November 11, 2012
The eleventh hour of the eleventh day of the eleventh month, 1919; that was the first Armistice Day in our nation’s history and it commemorated the first anniversary of the end of World War I. A few years later in 1926, Congress passed a resolution that called for an annual observance of that anniversary and in 1938, November 11th became a national holiday. We often confuse Veterans Day with Memorial Day. Both are an important part of our nation’s history, which permits us to honor those who have given service to our country, and in all too many instances, have given their lives.

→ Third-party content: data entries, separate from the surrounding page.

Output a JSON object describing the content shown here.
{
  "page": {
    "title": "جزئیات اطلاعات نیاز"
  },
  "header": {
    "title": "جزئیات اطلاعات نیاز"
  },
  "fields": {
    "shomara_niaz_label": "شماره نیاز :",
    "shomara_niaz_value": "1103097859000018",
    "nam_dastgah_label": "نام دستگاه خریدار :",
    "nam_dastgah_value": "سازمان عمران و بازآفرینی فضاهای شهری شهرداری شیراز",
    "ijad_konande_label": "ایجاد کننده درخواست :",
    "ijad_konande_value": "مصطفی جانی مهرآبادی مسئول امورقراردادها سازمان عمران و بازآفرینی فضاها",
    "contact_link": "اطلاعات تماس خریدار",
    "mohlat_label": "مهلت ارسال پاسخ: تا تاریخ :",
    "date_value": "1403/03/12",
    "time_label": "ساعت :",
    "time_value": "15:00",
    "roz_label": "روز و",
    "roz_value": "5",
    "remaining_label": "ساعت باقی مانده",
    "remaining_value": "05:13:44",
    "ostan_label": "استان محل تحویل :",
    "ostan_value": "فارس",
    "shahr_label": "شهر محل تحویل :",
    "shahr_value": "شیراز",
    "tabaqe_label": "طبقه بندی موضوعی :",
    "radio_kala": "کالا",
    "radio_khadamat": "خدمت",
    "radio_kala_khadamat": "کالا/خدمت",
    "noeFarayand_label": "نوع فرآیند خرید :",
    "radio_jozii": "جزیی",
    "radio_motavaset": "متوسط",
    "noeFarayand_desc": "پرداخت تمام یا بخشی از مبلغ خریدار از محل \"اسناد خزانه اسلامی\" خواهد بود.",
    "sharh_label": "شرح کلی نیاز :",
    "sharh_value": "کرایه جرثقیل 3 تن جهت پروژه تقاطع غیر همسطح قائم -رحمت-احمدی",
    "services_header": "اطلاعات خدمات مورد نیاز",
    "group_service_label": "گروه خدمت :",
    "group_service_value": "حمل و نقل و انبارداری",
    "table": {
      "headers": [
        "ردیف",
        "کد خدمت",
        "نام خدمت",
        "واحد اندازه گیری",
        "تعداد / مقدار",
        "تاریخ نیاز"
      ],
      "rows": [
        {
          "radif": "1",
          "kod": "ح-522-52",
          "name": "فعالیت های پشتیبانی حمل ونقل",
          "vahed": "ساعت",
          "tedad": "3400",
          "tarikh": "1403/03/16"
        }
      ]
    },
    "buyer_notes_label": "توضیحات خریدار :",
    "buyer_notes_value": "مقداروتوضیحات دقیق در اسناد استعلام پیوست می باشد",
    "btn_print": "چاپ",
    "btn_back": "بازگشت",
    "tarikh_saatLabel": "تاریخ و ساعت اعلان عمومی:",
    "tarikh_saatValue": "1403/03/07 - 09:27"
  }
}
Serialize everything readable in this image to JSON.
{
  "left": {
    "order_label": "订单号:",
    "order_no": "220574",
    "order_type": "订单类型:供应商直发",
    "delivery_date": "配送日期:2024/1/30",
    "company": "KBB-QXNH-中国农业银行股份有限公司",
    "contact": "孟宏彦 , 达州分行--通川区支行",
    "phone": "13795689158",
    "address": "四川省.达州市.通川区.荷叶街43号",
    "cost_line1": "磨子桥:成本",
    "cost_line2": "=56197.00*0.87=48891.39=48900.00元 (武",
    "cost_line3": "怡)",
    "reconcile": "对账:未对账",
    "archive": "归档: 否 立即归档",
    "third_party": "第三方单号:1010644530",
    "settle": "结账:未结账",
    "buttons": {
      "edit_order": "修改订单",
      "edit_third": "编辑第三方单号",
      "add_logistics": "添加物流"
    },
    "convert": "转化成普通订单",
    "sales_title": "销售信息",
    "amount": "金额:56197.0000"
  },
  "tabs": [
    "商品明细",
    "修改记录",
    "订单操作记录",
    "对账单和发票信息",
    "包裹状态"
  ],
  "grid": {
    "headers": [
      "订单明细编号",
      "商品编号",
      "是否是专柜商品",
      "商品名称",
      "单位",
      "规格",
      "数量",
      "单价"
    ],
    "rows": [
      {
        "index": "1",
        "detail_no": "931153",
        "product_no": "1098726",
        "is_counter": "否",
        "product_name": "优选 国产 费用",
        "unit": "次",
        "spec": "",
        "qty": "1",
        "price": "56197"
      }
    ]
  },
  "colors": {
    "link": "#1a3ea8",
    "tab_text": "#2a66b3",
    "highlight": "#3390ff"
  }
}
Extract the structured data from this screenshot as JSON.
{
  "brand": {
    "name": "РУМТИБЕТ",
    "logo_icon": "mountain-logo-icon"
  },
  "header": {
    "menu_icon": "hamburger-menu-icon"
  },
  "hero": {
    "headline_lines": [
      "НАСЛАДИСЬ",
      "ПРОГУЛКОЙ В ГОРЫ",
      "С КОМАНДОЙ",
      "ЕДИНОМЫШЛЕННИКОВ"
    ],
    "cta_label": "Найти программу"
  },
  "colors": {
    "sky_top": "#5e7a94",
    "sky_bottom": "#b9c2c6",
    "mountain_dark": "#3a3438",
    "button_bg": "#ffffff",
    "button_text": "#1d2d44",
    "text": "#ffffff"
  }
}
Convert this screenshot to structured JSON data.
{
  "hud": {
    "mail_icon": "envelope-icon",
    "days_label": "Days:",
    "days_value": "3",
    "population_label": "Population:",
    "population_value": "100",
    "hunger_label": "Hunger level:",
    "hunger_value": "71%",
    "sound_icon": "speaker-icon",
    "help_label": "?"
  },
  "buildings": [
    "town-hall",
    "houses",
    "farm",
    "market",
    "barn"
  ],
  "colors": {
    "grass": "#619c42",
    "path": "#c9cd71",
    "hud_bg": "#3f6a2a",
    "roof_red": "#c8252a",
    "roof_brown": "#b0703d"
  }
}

Memorial is the national holiday we sit aside to honor all those who gave their lives in the service of our country, but Veterans Day is the one national holiday we have that seeks to honor all veterans, either living or dead. This day allows us to give thanks to our living veterans who served our country honorably during both war and peace time, regardless of service branch, rank, or war experience. This is a great day to thank those who stepped up and gave in some candid cases, many years of their lives, to protect our nation and its citizens. We still celebrate it on the day the First World War Armistice was signed, which is November 11th, but we honor all veterans in our country living or dead.
Currently, there are approximately 23 million military veterans in the United States. There are a little over 9 million veterans over the age 65. Almost 2 million veterans are under the age 35. And almost 2 million veterans were women. Seven point eight million veterans served during the Vietnam War era. That represents about a third of all living veterans. There are also 5.2 million veterans who have provided service during the Gulf War era (August 2, 1990–Present). We only have 2.6 million veterans out of approximately 16 million left who served during World War II. And we have 2.8 million veterans to thank, who provided service during the Korean War. Finally, let’s not forget we’ve got 6 million veterans alive today who gave years of their lives in the service of their country during peacetime.
We owe all of them, folks, for the freedom we enjoy, and all too often, take for granted. Veterans make a difference. Veterans sacrifice for their fellow men and women and, yes, many veterans are members of our extended family. We are proud to count many of our members and their families amongst AARC’s heroes. Given the fact that there are over 23 million veterans out there, you won’t have a problem finding at least one to say thank you to on November 11th. And if you can, shoot for 11 am. You see, that’s when that very first Armistice Day, which was the forerunner of our Veterans Day was observed. On behalf of the AARC, thank all of our veterans for their service. You are our heroes.